You may be asking yourself about trans fat. Where does this fit in? The unsaturated fats are less stable and this makes them go rancid faster on the grocery store shelves, among other things. Food makers found that if they add hydrogen to these fats, a method called hydrogenation, they will be able to sell them for longer periods of time. Unfortunately, this also creates trans fats, which lowers the quality of the oil and has been linked to atherosclerosis and many other issues. If you see labels that say ‘hydrogenated oils’, step away!
More Fats in Our Diet
I am not one to focus on what I cannot eat. That leads to problems. Instead, let’s look at all the yummy foods we can eat, because that is what really matters anyway. Nuts and seeds are great sources of fat. Nuts will be better metabolized in the body if they are soaked first. Soaking removes the component of the nut that makes digestion harder. They contain an enzyme inhibitor that acts as a great deterrent to little creatures eating them. They can be soaked overnight in good, filtered water. They are also a good source of protein. Flaxseeds are very high in omega-3 fatty acids and can be eaten regularly. They are good freshly ground on your morning oatmeal, a salad, or in a smoothie, and can also be purchased as an oil for no heat dressing and sauces. Walnuts are also a great source of omega-3s as are chia seeds. There are oil versions of these two as well.
The above are all examples of polyunsaturated fatty acids (PUFAs). These are not stable in the body and can use some help to keep them from oxidizing (becoming free radicals). This can be as easy as eating with antioxidants like foods high in vitamins A, C, and E, like berries and bell peppers, as well as foods high in fiber like any whole vegetable, or with B vitamins like whole grains.
Avocados are a great addition to the diet. They are a good source monounsaturated fatty acids (MUFAs), and can be used in anything from a yummy guacamole to a creamy chocolate mousse. Speaking of chocolate, cacao nibs are also a source of our friend MUFAs. Cacao nibs can be eaten whole or ground up to be used in raw chocolate or thrown in a morning green smoothie. Other examples of MUFAs are olive oil, almond oil, and cashew and macadamia nuts.
Coconut oil is the example of a plant-based saturated fat. It is a perfect example of a fat that had a bad name for a long time, just because it was saturated, but has since jumped into the limelight. It is great for cooking with because of its high smoke point and flavour.
This is a very basic overview of the world of fats. There is so much we can talk about in relation to this delicious macronutrient, and it would be really easy to go on. They are a rich source of energy for our body, and they are needed every day. When adding fats to your diet, look for high quality sources and watch to see if you notice a difference. They are tasty and add needed nutrients to food.

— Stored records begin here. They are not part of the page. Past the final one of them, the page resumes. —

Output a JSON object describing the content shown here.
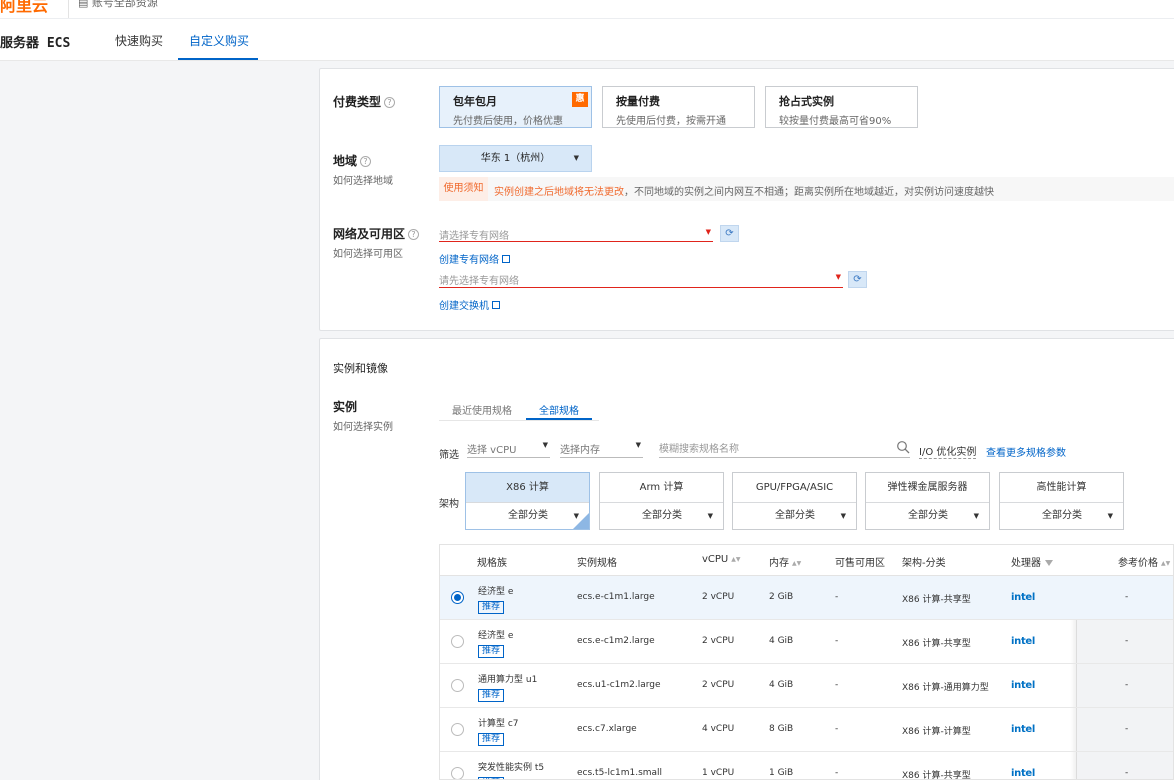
{
  "header": {
    "logo_text": "阿里云",
    "nav_link": "账号全部资源"
  },
  "product": {
    "title": "服务器 ECS",
    "tabs": [
      {
        "label": "快速购买",
        "active": false
      },
      {
        "label": "自定义购买",
        "active": true
      }
    ]
  },
  "billing": {
    "label": "付费类型",
    "options": [
      {
        "title": "包年包月",
        "desc": "先付费后使用，价格优惠",
        "badge": "惠",
        "selected": true
      },
      {
        "title": "按量付费",
        "desc": "先使用后付费，按需开通",
        "selected": false
      },
      {
        "title": "抢占式实例",
        "desc": "较按量付费最高可省90%",
        "selected": false
      }
    ]
  },
  "region": {
    "label": "地域",
    "help_link": "如何选择地域",
    "selected": "华东 1（杭州）",
    "notice_tag": "使用须知",
    "notice_warning": "实例创建之后地域将无法更改",
    "notice_text": "，不同地域的实例之间内网互不相通；距离实例所在地域越近，对实例访问速度越快"
  },
  "network": {
    "label": "网络及可用区",
    "help_link": "如何选择可用区",
    "vpc_placeholder": "请选择专有网络",
    "create_vpc": "创建专有网络",
    "vswitch_placeholder": "请先选择专有网络",
    "create_vswitch": "创建交换机"
  },
  "instance_section": {
    "title": "实例和镜像",
    "label": "实例",
    "help_link": "如何选择实例",
    "tabs": [
      {
        "label": "最近使用规格",
        "active": false
      },
      {
        "label": "全部规格",
        "active": true
      }
    ],
    "filter_label": "筛选",
    "vcpu_placeholder": "选择 vCPU",
    "memory_placeholder": "选择内存",
    "search_placeholder": "模糊搜索规格名称",
    "io_label": "I/O 优化实例",
    "more_params": "查看更多规格参数",
    "arch_label": "架构",
    "architectures": [
      {
        "name": "X86 计算",
        "category": "全部分类",
        "selected": true
      },
      {
        "name": "Arm 计算",
        "category": "全部分类",
        "selected": false
      },
      {
        "name": "GPU/FPGA/ASIC",
        "category": "全部分类",
        "selected": false
      },
      {
        "name": "弹性裸金属服务器",
        "category": "全部分类",
        "selected": false
      },
      {
        "name": "高性能计算",
        "category": "全部分类",
        "selected": false
      }
    ]
  },
  "table": {
    "headers": [
      "规格族",
      "实例规格",
      "vCPU",
      "内存",
      "可售可用区",
      "架构-分类",
      "处理器",
      "参考价格"
    ],
    "rec_label": "推荐",
    "rows": [
      {
        "family": "经济型 e",
        "spec": "ecs.e-c1m1.large",
        "vcpu": "2 vCPU",
        "memory": "2 GiB",
        "zone": "-",
        "arch": "X86 计算-共享型",
        "cpu": "intel",
        "price": "-",
        "selected": true
      },
      {
        "family": "经济型 e",
        "spec": "ecs.e-c1m2.large",
        "vcpu": "2 vCPU",
        "memory": "4 GiB",
        "zone": "-",
        "arch": "X86 计算-共享型",
        "cpu": "intel",
        "price": "-",
        "selected": false
      },
      {
        "family": "通用算力型 u1",
        "spec": "ecs.u1-c1m2.large",
        "vcpu": "2 vCPU",
        "memory": "4 GiB",
        "zone": "-",
        "arch": "X86 计算-通用算力型",
        "cpu": "intel",
        "price": "-",
        "selected": false
      },
      {
        "family": "计算型 c7",
        "spec": "ecs.c7.xlarge",
        "vcpu": "4 vCPU",
        "memory": "8 GiB",
        "zone": "-",
        "arch": "X86 计算-计算型",
        "cpu": "intel",
        "price": "-",
        "selected": false
      },
      {
        "family": "突发性能实例 t5",
        "spec": "ecs.t5-lc1m1.small",
        "vcpu": "1 vCPU",
        "memory": "1 GiB",
        "zone": "-",
        "arch": "X86 计算-共享型",
        "cpu": "intel",
        "price": "-",
        "selected": false
      }
    ]
  },
  "colors": {
    "brand": "#ff6a00",
    "accent": "#0064c8",
    "error_line": "#e0241b",
    "selected_bg": "#d8e8f8"
  }
}
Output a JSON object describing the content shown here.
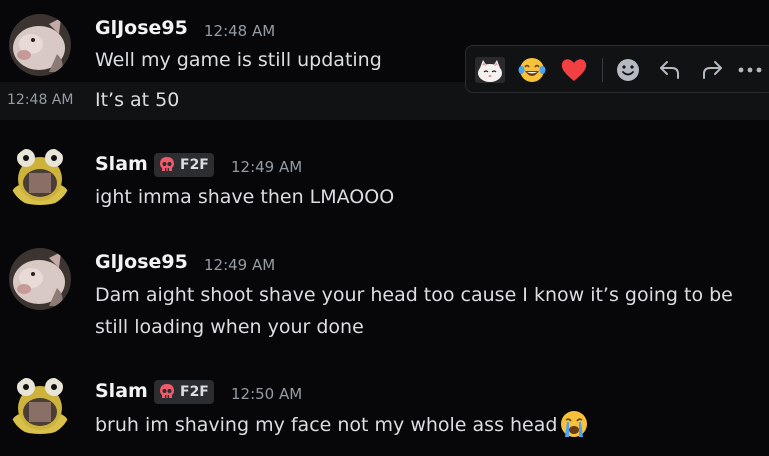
{
  "messages": [
    {
      "username": "GlJose95",
      "timestamp": "12:48 AM",
      "lines": [
        "Well my game is still updating"
      ]
    },
    {
      "side_timestamp": "12:48 AM",
      "lines": [
        "It’s at 50"
      ]
    },
    {
      "username": "Slam",
      "tag": "F2F",
      "timestamp": "12:49 AM",
      "lines": [
        "ight imma shave then LMAOOO"
      ]
    },
    {
      "username": "GlJose95",
      "timestamp": "12:49 AM",
      "lines": [
        "Dam aight shoot shave your head too cause I know it’s going to be",
        "still loading when your done"
      ]
    },
    {
      "username": "Slam",
      "tag": "F2F",
      "timestamp": "12:50 AM",
      "lines": [
        "bruh im shaving my face not my whole ass head"
      ],
      "trailing_emoji": "loudly-crying-face"
    }
  ],
  "toolbar": {
    "reactions": [
      "cat-sticker",
      "face-with-tears-of-joy",
      "red-heart"
    ],
    "actions": [
      "add-reaction",
      "reply",
      "forward",
      "more"
    ]
  },
  "colors": {
    "background": "#070709",
    "hover_background": "#111214",
    "username": "#f2f3f5",
    "text": "#dbdee1",
    "timestamp": "#949ba4",
    "heart": "#f23f42"
  }
}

What is your fat of the moment? Is there one you cannot live without right now? I am loving avocados added to smoothies and salads. They are so smooth and rich. Comment below and let me know yours!